Subscribe to the Social Entrepreneurship Series and Save!
Social entrepreneurship has become somewhat of a catch-all phrase. Coined by Bill Drayton in the early 1980s, it originally referred to someone with the passion of an entrepreneur tackling a social challenge. Read more »
Authors, I Hate People: Kick Loose from the Overbearing and Underhanded Jerks at Work and Get What You Want Our of Your Job
Hershon and Littman identify the 10 most troublesome types of people to work with. Learn the attributes of workers like the “stop sign” (someone who always has a reason why an idea won’t work) or the “bulldozer” (someone who uses bullying tactics on others). Read more »
Improving our eating habits is one of the best ways to reduce our environmental and carbon footprint, while also trimming our waistlines. How do we get the biggest bang for our dietary bucks? When it comes to climate change, are domestic steak and imported salmon created equal?
Why does cheese generate more than twice the greenhouse gas emissions per pound compared to chicken? What about pork? How important is buying local food? What protein alternatives produce the lowest carbon footprints? Read more »

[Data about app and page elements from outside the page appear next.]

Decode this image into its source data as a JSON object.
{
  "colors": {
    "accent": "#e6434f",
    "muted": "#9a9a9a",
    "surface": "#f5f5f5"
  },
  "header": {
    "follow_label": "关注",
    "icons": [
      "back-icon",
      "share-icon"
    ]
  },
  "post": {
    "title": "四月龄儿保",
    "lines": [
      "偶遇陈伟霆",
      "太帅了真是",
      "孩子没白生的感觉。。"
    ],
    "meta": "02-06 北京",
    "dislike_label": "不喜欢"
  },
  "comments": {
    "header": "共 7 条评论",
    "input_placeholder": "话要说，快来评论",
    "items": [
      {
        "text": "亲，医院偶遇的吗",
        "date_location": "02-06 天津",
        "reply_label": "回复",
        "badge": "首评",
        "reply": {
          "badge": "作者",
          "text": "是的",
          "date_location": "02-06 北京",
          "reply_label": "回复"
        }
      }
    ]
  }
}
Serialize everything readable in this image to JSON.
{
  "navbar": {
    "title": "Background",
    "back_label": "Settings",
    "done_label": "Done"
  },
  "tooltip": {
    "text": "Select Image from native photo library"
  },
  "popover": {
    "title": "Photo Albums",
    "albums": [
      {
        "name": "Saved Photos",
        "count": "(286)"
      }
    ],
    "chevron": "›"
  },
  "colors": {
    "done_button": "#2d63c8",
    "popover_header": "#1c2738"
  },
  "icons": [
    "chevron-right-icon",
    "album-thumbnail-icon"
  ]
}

Contributing Editor, Vanity Fair; Media Fellow, Hoover Institution; Author, Hitch 22: A Memoir
Ever wonder how Christopher Hitchens became Christopher Hitchens? English-born and American by adoption, Hitchens is one of the most captivating (and sometimes controversial) literary journalists working today. Read more »
Esther Dyson, Chairman, EDventure In conversation with Martine Paris, Editor, Content NOW
When famed venture capitalist Dyson starts exploring a new market, seasoned investors pay attention. In 1995, she wrote about the impact of the Internet on intellectual property and later invested in start-up companies sold to Symantec, Google, Microsoft and Yahoo! Her most recent adventure was spending six months training as a cosmonaut in Russia. Read more »
International Criminal Court: How’s It Doing? Should the U.S. Join?
William H. Taft, IV, Professor of International Law and Diplomacy, Stanford Law School
The International Criminal Court is almost 10 years old, but the Obama administration has yet to decide if the U.S. will join. Fear that it would be a politicized institution likely to prosecute American soldiers have not been realized, nor has it been effective in prosecuting persons responsible for war crimes. In recent years the U.S. Read more »